    Another application of drones in the mining industry is the ability to show where minerals are located underground and then use the data provided to show the best place to put explosives. This placement of explosives makes the extraction of minerals the easiest possible and uses the least amount of explosives possible. Which decreases the costs of buying explosives as less is needed and also makes the extraction of minerals easy so that it can be done in the shortest amount of time, increasing efficiency.

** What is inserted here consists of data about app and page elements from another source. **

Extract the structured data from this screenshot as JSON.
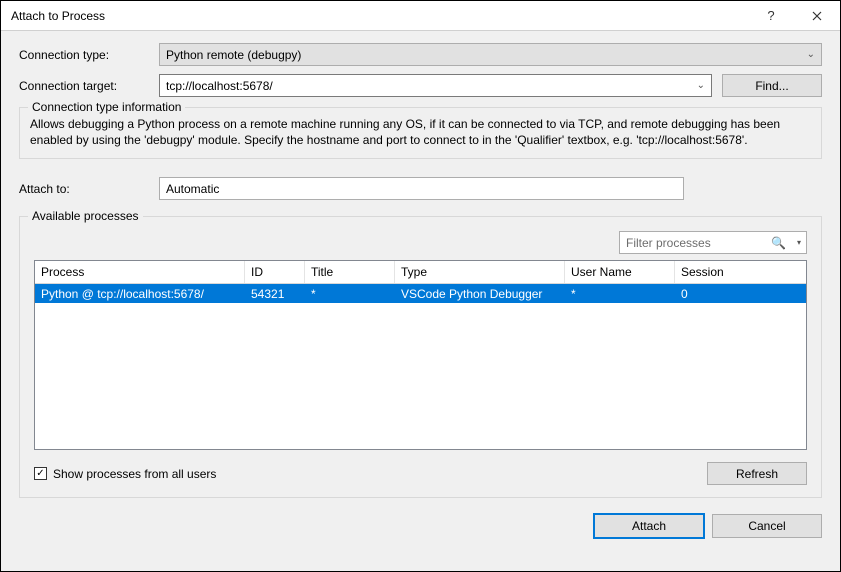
{
  "title": "Attach to Process",
  "connection_type_label": "Connection type:",
  "connection_type_value": "Python remote (debugpy)",
  "connection_target_label": "Connection target:",
  "connection_target_value": "tcp://localhost:5678/",
  "find_button": "Find...",
  "info_legend": "Connection type information",
  "info_text": "Allows debugging a Python process on a remote machine running any OS, if it can be connected to via TCP, and remote debugging has been enabled by using the 'debugpy' module. Specify the hostname and port to connect to in the 'Qualifier' textbox, e.g. 'tcp://localhost:5678'.",
  "attach_to_label": "Attach to:",
  "attach_to_value": "Automatic",
  "available_legend": "Available processes",
  "filter_placeholder": "Filter processes",
  "columns": {
    "process": "Process",
    "id": "ID",
    "title": "Title",
    "type": "Type",
    "user": "User Name",
    "session": "Session"
  },
  "rows": [
    {
      "process": "Python @ tcp://localhost:5678/",
      "id": "54321",
      "title": "*",
      "type": "VSCode Python Debugger",
      "user": "*",
      "session": "0"
    }
  ],
  "show_all_users_label": "Show processes from all users",
  "show_all_users_checked": "✓",
  "refresh_button": "Refresh",
  "attach_button": "Attach",
  "cancel_button": "Cancel"
}
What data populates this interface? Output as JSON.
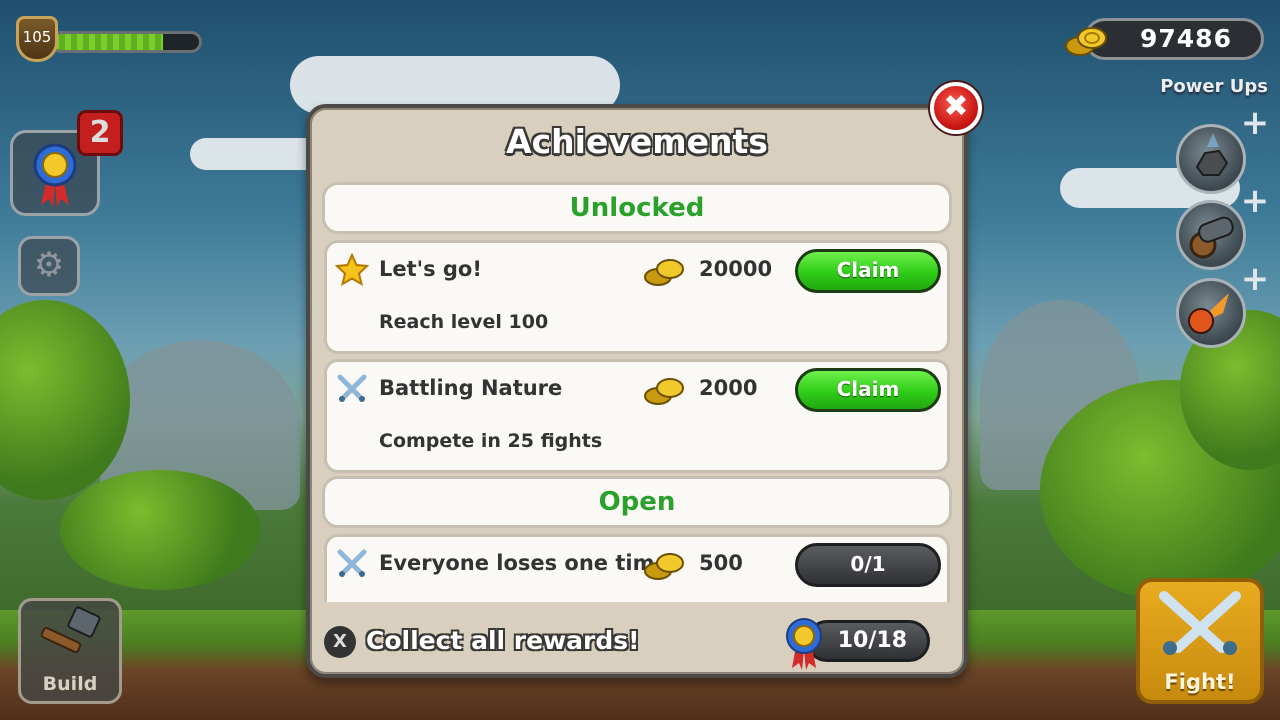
{
  "hud": {
    "player_level": "105",
    "xp_progress": 0.75,
    "coins": "97486",
    "power_ups_label": "Power Ups",
    "achievement_badge_count": "2",
    "build_label": "Build",
    "fight_label": "Fight!"
  },
  "modal": {
    "title": "Achievements",
    "sections": {
      "unlocked": "Unlocked",
      "open": "Open"
    },
    "unlocked": [
      {
        "icon": "star-icon",
        "title": "Let's go!",
        "reward": "20000",
        "description": "Reach level 100",
        "action": "Claim"
      },
      {
        "icon": "crossed-swords-icon",
        "title": "Battling Nature",
        "reward": "2000",
        "description": "Compete in 25 fights",
        "action": "Claim"
      }
    ],
    "open": [
      {
        "icon": "crossed-swords-icon",
        "title": "Everyone loses one time",
        "reward": "500",
        "progress": "0/1"
      }
    ],
    "footer": {
      "button_glyph": "X",
      "text": "Collect all rewards!",
      "total_progress": "10/18"
    }
  },
  "colors": {
    "section_heading": "#2aa12a",
    "claim_button": "#2fcc18",
    "close_button": "#d81e17",
    "fight_button": "#e0a01a"
  }
}
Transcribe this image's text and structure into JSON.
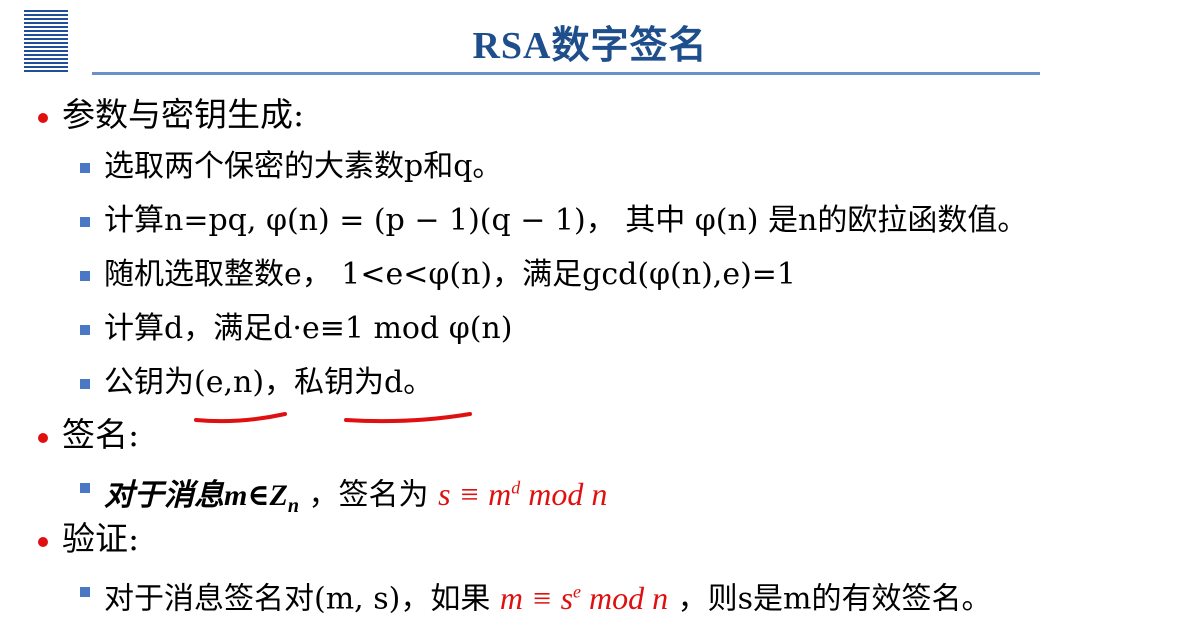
{
  "title": "RSA数字签名",
  "sections": [
    {
      "heading": "参数与密钥生成:",
      "items": [
        "选取两个保密的大素数p和q。",
        "计算n=pq, φ(n) = (p − 1)(q − 1)， 其中 φ(n) 是n的欧拉函数值。",
        "随机选取整数e， 1<e<φ(n)，满足gcd(φ(n),e)=1",
        "计算d，满足d·e≡1 mod φ(n)",
        "公钥为(e,n)，私钥为d。"
      ]
    },
    {
      "heading": "签名:",
      "item_prefix": "对于消息m∈Z",
      "item_sub": "n",
      "item_mid": " ，签名为 ",
      "formula_base": "s ≡ m",
      "formula_sup": "d",
      "formula_tail": " mod n"
    },
    {
      "heading": "验证:",
      "item_prefix": "对于消息签名对(m, s)，如果 ",
      "formula_base": "m ≡ s",
      "formula_sup": "e",
      "formula_tail": " mod n",
      "item_suffix": " ，则s是m的有效签名。"
    }
  ],
  "colors": {
    "title": "#1f4e8c",
    "bullet_dot": "#e01010",
    "bullet_square": "#4a78c7",
    "formula": "#e01010",
    "annotation": "#e01010"
  }
}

    Drones can be used to track stockpiles in mines and use this data to provide the most cost effective method to mine. They can also be used to explore mines, although this technology is still very explorative and will not be seen during most of the economic impact on mining by drones. Instead of humans, drones will be able to tell if there are minerals worth going for in a particular place in a mine or not. This would have the potential to massively reduce the amount of labour needed in mines and also hugely decrease operating costs of mining firms. Which would allow them to have a bigger profit margin and mine in places that were previously economically inefficient for mining.

    Overall the mining industry has a lot of drone potential and should be affected by drones but for full effect it will require more development in technology and more mining firms that are willing to try out experimental mining drone technologies. However even with the current state of technology, mining should be positively affected by the entering of drones into this industry

[1]"The Mining Sector Puts Drones to Work." The Mining Sector Puts Drones to Work. N.p., n.d. Web. 28 July 2015. <http://www.miningglobal.com/tech/1167/The-Mining-Sector-Puts-Drones-to-Work>.

[2]"How Mining Giant Rio Tinto Is Using Drones." Business Insider Australia. N.p., 07 May 2015. Web. 27 July 2015. <http://www.businessinsider.com.au/rio-tinto-is-using-drones-2015-5/>.